Tofane: Kiwi bred mare in the hands of a very patient ex-pat Kiwi trainer. Rewarded her conditioners faith by coming on leaps and bounds last prep rounding it out with a G1 WFA victory. That was over Pierata which is a great form line to tap into for a race like this. And it was over the 1400m at Royal Randwick which also ticks plenty of boxes for a high pressure six furlong race. Rest assured she won’t be up there doing any of the donkey work and given further time for maturity, if she is able to reproduce the finish of her past two outings, she’s a huge chance of storming home to figure in the top three at the very least which makes her current quote very attractive.

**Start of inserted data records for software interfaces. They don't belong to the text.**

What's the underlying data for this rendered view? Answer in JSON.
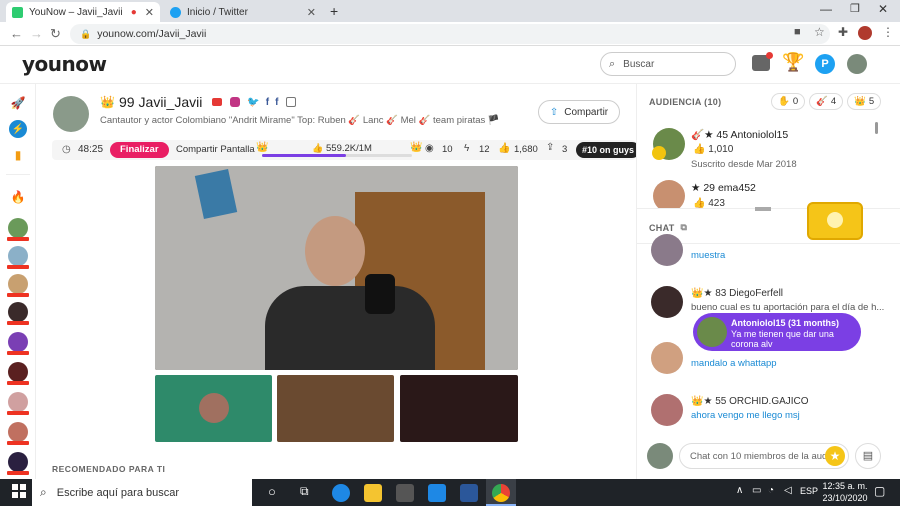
{
  "browser": {
    "tabs": [
      {
        "title": "YouNow – Javii_Javii",
        "active": true
      },
      {
        "title": "Inicio / Twitter",
        "active": false
      }
    ],
    "url": "younow.com/Javii_Javii"
  },
  "header": {
    "logo": "younow",
    "search_placeholder": "Buscar"
  },
  "streamer": {
    "level": "99",
    "name": "Javii_Javii",
    "bio": "Cantautor y actor Colombiano \"Andrit Mirame\" Top: Ruben 🎸 Lanc 🎸 Mel 🎸 team piratas 🏴",
    "share_label": "Compartir"
  },
  "stats_bar": {
    "time": "48:25",
    "end_button": "Finalizar",
    "share_screen": "Compartir Pantalla",
    "likes": "559.2K/1M",
    "likes_progress": 0.56,
    "viewers": "10",
    "bolt": "12",
    "fans": "1,680",
    "shares": "3",
    "rank_badge": "#10 on guys"
  },
  "recommended_label": "RECOMENDADO PARA TI",
  "audience": {
    "title": "AUDIENCIA (10)",
    "counts": [
      "0",
      "4",
      "5"
    ],
    "members": [
      {
        "level": "45",
        "name": "Antoniolol15",
        "value": "1,010",
        "since": "Suscrito desde Mar 2018"
      },
      {
        "level": "29",
        "name": "ema452",
        "value": "423"
      }
    ]
  },
  "chat": {
    "title": "CHAT",
    "messages": [
      {
        "name": "",
        "text": "muestra"
      },
      {
        "name": "83 DiegoFerfell",
        "text": "bueno cual es tu aportación para el día de h..."
      },
      {
        "name": "",
        "text": "mandalo a whattapp"
      },
      {
        "name": "55 ORCHID.GAJICO",
        "text": "ahora vengo me llego msj"
      }
    ],
    "popup": {
      "name": "Antoniolol15 (31 months)",
      "text": "Ya me tienen que dar una corona alv"
    },
    "input_placeholder": "Chat con 10 miembros de la audie"
  },
  "taskbar": {
    "search": "Escribe aquí para buscar",
    "lang": "ESP",
    "time": "12:35 a. m.",
    "date": "23/10/2020"
  },
  "colors": {
    "accent": "#e91e63",
    "purple": "#7b3fe4",
    "link": "#1a8ad4"
  }
}
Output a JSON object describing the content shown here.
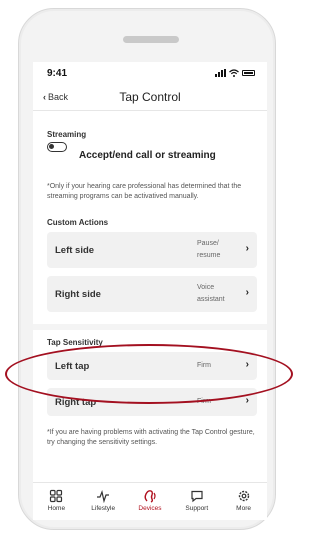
{
  "status": {
    "time": "9:41"
  },
  "nav": {
    "back_label": "Back",
    "title": "Tap Control"
  },
  "streaming": {
    "section_title": "Streaming",
    "toggle_label": "Accept/end call or streaming",
    "toggle_on": false,
    "note": "*Only if your hearing care professional has determined that the streaming programs can be activatived manually."
  },
  "custom_actions": {
    "section_title": "Custom Actions",
    "rows": [
      {
        "label": "Left side",
        "value_line1": "Pause/",
        "value_line2": "resume"
      },
      {
        "label": "Right side",
        "value_line1": "Voice",
        "value_line2": "assistant"
      }
    ]
  },
  "tap_sensitivity": {
    "section_title": "Tap Sensitivity",
    "rows": [
      {
        "label": "Left tap",
        "value": "Firm"
      },
      {
        "label": "Right tap",
        "value": "Firm"
      }
    ],
    "note": "*If you are having problems with activating the Tap Control gesture, try changing the sensitivity settings."
  },
  "tabs": [
    {
      "label": "Home",
      "icon": "grid-icon"
    },
    {
      "label": "Lifestyle",
      "icon": "activity-icon"
    },
    {
      "label": "Devices",
      "icon": "hearing-aid-icon"
    },
    {
      "label": "Support",
      "icon": "chat-icon"
    },
    {
      "label": "More",
      "icon": "gear-icon"
    }
  ],
  "colors": {
    "accent": "#b0101e",
    "highlight_ring": "#a31020"
  }
}
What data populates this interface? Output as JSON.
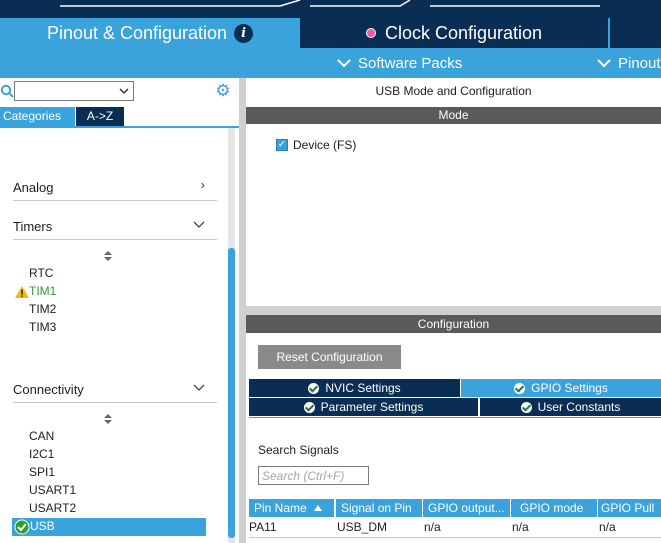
{
  "header": {
    "tabs": [
      {
        "label": "Pinout & Configuration",
        "active": true,
        "info_icon": "i"
      },
      {
        "label": "Clock Configuration",
        "active": false
      }
    ]
  },
  "subnav": {
    "items": [
      {
        "label": "Software Packs"
      },
      {
        "label": "Pinout"
      }
    ]
  },
  "left_panel": {
    "search_placeholder": "",
    "tabs": [
      {
        "label": "Categories",
        "active": true
      },
      {
        "label": "A->Z",
        "active": false
      }
    ],
    "groups": [
      {
        "label": "Analog",
        "expanded": false,
        "items": []
      },
      {
        "label": "Timers",
        "expanded": true,
        "items": [
          {
            "label": "RTC",
            "status": "none"
          },
          {
            "label": "TIM1",
            "status": "warning"
          },
          {
            "label": "TIM2",
            "status": "none"
          },
          {
            "label": "TIM3",
            "status": "none"
          }
        ]
      },
      {
        "label": "Connectivity",
        "expanded": true,
        "items": [
          {
            "label": "CAN",
            "status": "none"
          },
          {
            "label": "I2C1",
            "status": "none"
          },
          {
            "label": "SPI1",
            "status": "none"
          },
          {
            "label": "USART1",
            "status": "none"
          },
          {
            "label": "USART2",
            "status": "none"
          },
          {
            "label": "USB",
            "status": "ok",
            "selected": true
          }
        ]
      }
    ]
  },
  "main": {
    "title": "USB Mode and Configuration",
    "mode_header": "Mode",
    "mode": {
      "device_label": "Device (FS)",
      "device_checked": true
    },
    "config_header": "Configuration",
    "reset_button": "Reset Configuration",
    "config_tabs": [
      {
        "label": "NVIC Settings",
        "active": false
      },
      {
        "label": "GPIO Settings",
        "active": true
      },
      {
        "label": "Parameter Settings",
        "active": false
      },
      {
        "label": "User Constants",
        "active": false
      }
    ],
    "search_signals_label": "Search Signals",
    "search_signals_placeholder": "Search (Ctrl+F)",
    "table": {
      "columns": [
        "Pin Name",
        "Signal on Pin",
        "GPIO output...",
        "GPIO mode",
        "GPIO Pull"
      ],
      "rows": [
        [
          "PA11",
          "USB_DM",
          "n/a",
          "n/a",
          "n/a"
        ]
      ]
    }
  },
  "colors": {
    "navy": "#0a2d53",
    "accent_blue": "#3aa3db",
    "warning": "#f2b90f",
    "ok_green": "#2e9d2e"
  },
  "icons": [
    "info-icon",
    "clock-dot-icon",
    "chevron-down-icon",
    "search-icon",
    "gear-icon",
    "chevron-right-icon",
    "sort-icon",
    "warning-icon",
    "check-circle-icon",
    "checkbox-icon",
    "sort-ascending-icon"
  ]
}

Classique Legend: With better luck in running could he have won last year’s race? I honestly thought so at the time. Which I also thought made him a good thing in The Golden Eagle a fortnight later. History will show he bombed in that event and finished well behind a few that haven’t gone on with it and that he would beat up most days of the week. More questions than answers, and with just the one run, carrying 60kg, scouting deep on a very wintery track, against very wintery performers, I really don’t think we are any the wiser. One thing we do know about him is he’s an absolute brute of an animal who would have taken no harm from the extra 12 months under his belt. And his trainer knows just about every blade of grass of the Randwick 1200m circuit. Be surprised if he doesn’t run top 3.

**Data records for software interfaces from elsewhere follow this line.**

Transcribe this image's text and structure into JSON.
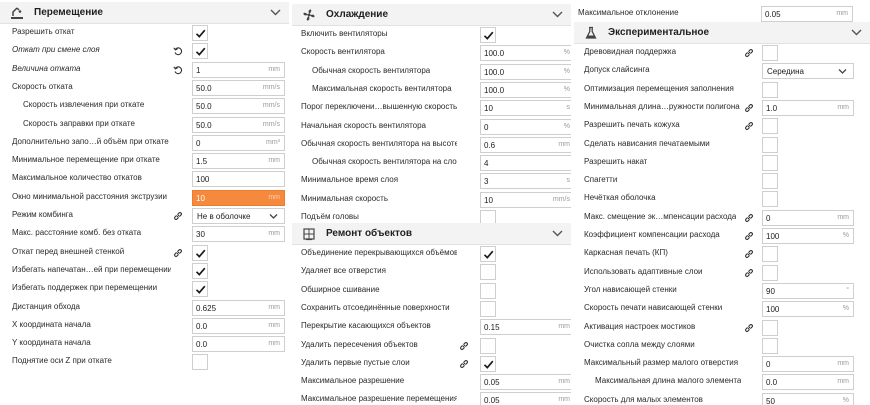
{
  "travel": {
    "title": "Перемещение",
    "icon": "travel-icon",
    "rows": [
      {
        "label": "Разрешить откат",
        "type": "check",
        "checked": true
      },
      {
        "label": "Откат при смене слоя",
        "type": "check",
        "checked": true,
        "italic": true,
        "reset": true
      },
      {
        "label": "Величина отката",
        "type": "field",
        "value": "1",
        "unit": "mm",
        "italic": true,
        "reset": true
      },
      {
        "label": "Скорость отката",
        "type": "field",
        "value": "50.0",
        "unit": "mm/s"
      },
      {
        "label": "Скорость извлечения при откате",
        "type": "field",
        "value": "50.0",
        "unit": "mm/s",
        "indent": 1
      },
      {
        "label": "Скорость заправки при откате",
        "type": "field",
        "value": "50.0",
        "unit": "mm/s",
        "indent": 1
      },
      {
        "label": "Дополнительно запо…й объём при откате",
        "type": "field",
        "value": "0",
        "unit": "mm³"
      },
      {
        "label": "Минимальное перемещение при откате",
        "type": "field",
        "value": "1.5",
        "unit": "mm"
      },
      {
        "label": "Максимальное количество откатов",
        "type": "field",
        "value": "100",
        "unit": ""
      },
      {
        "label": "Окно минимальной расстояния экструзии",
        "type": "field",
        "value": "10",
        "unit": "mm",
        "warn": true
      },
      {
        "label": "Режим комбинга",
        "type": "combo",
        "value": "Не в оболочке",
        "link": true
      },
      {
        "label": "Макс. расстояние комб. без отката",
        "type": "field",
        "value": "30",
        "unit": "mm"
      },
      {
        "label": "Откат перед внешней стенкой",
        "type": "check",
        "checked": true,
        "link": true
      },
      {
        "label": "Избегать напечатан…ей при перемещении",
        "type": "check",
        "checked": true
      },
      {
        "label": "Избегать поддержек при перемещении",
        "type": "check",
        "checked": true
      },
      {
        "label": "Дистанция обхода",
        "type": "field",
        "value": "0.625",
        "unit": "mm"
      },
      {
        "label": "X координата начала",
        "type": "field",
        "value": "0.0",
        "unit": "mm"
      },
      {
        "label": "Y координата начала",
        "type": "field",
        "value": "0.0",
        "unit": "mm"
      },
      {
        "label": "Поднятие оси Z при откате",
        "type": "check",
        "checked": false
      }
    ]
  },
  "cooling": {
    "title": "Охлаждение",
    "icon": "fan-icon",
    "rows": [
      {
        "label": "Включить вентиляторы",
        "type": "check",
        "checked": true
      },
      {
        "label": "Скорость вентилятора",
        "type": "field",
        "value": "100.0",
        "unit": "%"
      },
      {
        "label": "Обычная скорость вентилятора",
        "type": "field",
        "value": "100.0",
        "unit": "%",
        "indent": 1
      },
      {
        "label": "Максимальная скорость вентилятора",
        "type": "field",
        "value": "100.0",
        "unit": "%",
        "indent": 1
      },
      {
        "label": "Порог переключени…вышенную скорость",
        "type": "field",
        "value": "10",
        "unit": "s"
      },
      {
        "label": "Начальная скорость вентилятора",
        "type": "field",
        "value": "0",
        "unit": "%"
      },
      {
        "label": "Обычная скорость вентилятора на высоте",
        "type": "field",
        "value": "0.6",
        "unit": "mm"
      },
      {
        "label": "Обычная скорость вентилятора на слое",
        "type": "field",
        "value": "4",
        "unit": "",
        "indent": 1
      },
      {
        "label": "Минимальное время слоя",
        "type": "field",
        "value": "3",
        "unit": "s"
      },
      {
        "label": "Минимальная скорость",
        "type": "field",
        "value": "10",
        "unit": "mm/s"
      },
      {
        "label": "Подъём головы",
        "type": "check",
        "checked": false
      }
    ]
  },
  "mesh": {
    "title": "Ремонт объектов",
    "icon": "mesh-fix-icon",
    "rows": [
      {
        "label": "Объединение перекрывающихся объёмов",
        "type": "check",
        "checked": true
      },
      {
        "label": "Удаляет все отверстия",
        "type": "check",
        "checked": false
      },
      {
        "label": "Обширное сшивание",
        "type": "check",
        "checked": false
      },
      {
        "label": "Сохранить отсоединённые поверхности",
        "type": "check",
        "checked": false
      },
      {
        "label": "Перекрытие касающихся объектов",
        "type": "field",
        "value": "0.15",
        "unit": "mm"
      },
      {
        "label": "Удалить пересечения объектов",
        "type": "check",
        "checked": false,
        "link": true
      },
      {
        "label": "Удалить первые пустые слои",
        "type": "check",
        "checked": true,
        "link": true
      },
      {
        "label": "Максимальное разрешение",
        "type": "field",
        "value": "0.05",
        "unit": "mm"
      },
      {
        "label": "Максимальное разрешение перемещения",
        "type": "field",
        "value": "0.05",
        "unit": "mm"
      }
    ]
  },
  "top_right": {
    "label": "Максимальное отклонение",
    "value": "0.05",
    "unit": "mm"
  },
  "experimental": {
    "title": "Экспериментальное",
    "icon": "flask-icon",
    "rows": [
      {
        "label": "Древовидная поддержка",
        "type": "check",
        "checked": false,
        "link": true
      },
      {
        "label": "Допуск слайсинга",
        "type": "combo",
        "value": "Середина"
      },
      {
        "label": "Оптимизация перемещения заполнения",
        "type": "check",
        "checked": false
      },
      {
        "label": "Минимальная длина…ружности полигона",
        "type": "field",
        "value": "1.0",
        "unit": "mm",
        "link": true
      },
      {
        "label": "Разрешить печать кожуха",
        "type": "check",
        "checked": false,
        "link": true
      },
      {
        "label": "Сделать нависания печатаемыми",
        "type": "check",
        "checked": false
      },
      {
        "label": "Разрешить накат",
        "type": "check",
        "checked": false
      },
      {
        "label": "Спагетти",
        "type": "check",
        "checked": false
      },
      {
        "label": "Нечёткая оболочка",
        "type": "check",
        "checked": false
      },
      {
        "label": "Макс. смещение эк…мпенсации расхода",
        "type": "field",
        "value": "0",
        "unit": "mm",
        "link": true
      },
      {
        "label": "Коэффициент компенсации расхода",
        "type": "field",
        "value": "100",
        "unit": "%",
        "link": true
      },
      {
        "label": "Каркасная печать (КП)",
        "type": "check",
        "checked": false,
        "link": true
      },
      {
        "label": "Использовать адаптивные слои",
        "type": "check",
        "checked": false,
        "link": true
      },
      {
        "label": "Угол нависающей стенки",
        "type": "field",
        "value": "90",
        "unit": "°"
      },
      {
        "label": "Скорость печати нависающей стенки",
        "type": "field",
        "value": "100",
        "unit": "%"
      },
      {
        "label": "Активация настроек мостиков",
        "type": "check",
        "checked": false,
        "link": true
      },
      {
        "label": "Очистка сопла между слоями",
        "type": "check",
        "checked": false
      },
      {
        "label": "Максимальный размер малого отверстия",
        "type": "field",
        "value": "0",
        "unit": "mm"
      },
      {
        "label": "Максимальная длина малого элемента",
        "type": "field",
        "value": "0.0",
        "unit": "mm",
        "indent": 1
      },
      {
        "label": "Скорость для малых элементов",
        "type": "field",
        "value": "50",
        "unit": "%"
      }
    ]
  }
}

With plenty of slots yet to be confirmed we could hypothesise all day on this topic which no doubt is being hotly debated in every local watering hole around the table of knowledge. We’ve already covered off Farnan, Prague and Rubisaki in the earlier editions, all whom will come in for serious consideration for slot owners. I think there’s more than a few queries around the Alligator Blood form lines by now. Plus the ongoing swab saga doesn’t exactly buoy one with confidence. Bivouac is well in the market but has been beaten home by most of these at some point. Whilst Loving Gaby is too big a risk in pre post markets given you only have to spit on the ground and she loses five lengths. Trekking is consistent at the top level, only weights and heavy tracks have pulled him up since running third in last years race. He’s a dual G1 winner, but a race like this is next level and I just can’t quite have him here.
Going with the unheralded Gytrash here. The form through him and the current quote are too good to pass up. Rubisaki for reasons discussed in the three year old edition ticks many of the profile boxes for a race like this. Whilst she’s unproven at Group 1 WFA, I think it’s only a matter of time. Classique Legend has been set specifically for this race with a long-term plan in place. Given luck in running he may well have been coming back to defend his crown and you to think this year’s edition looks somewhat easier on paper. Have to include Nature Strip in the top four, whilst a couple of two year olds in the form of Peltzer and Prague could be two out of left field which will attract plenty of interest if they show a bit early given the profile of last year’s winner.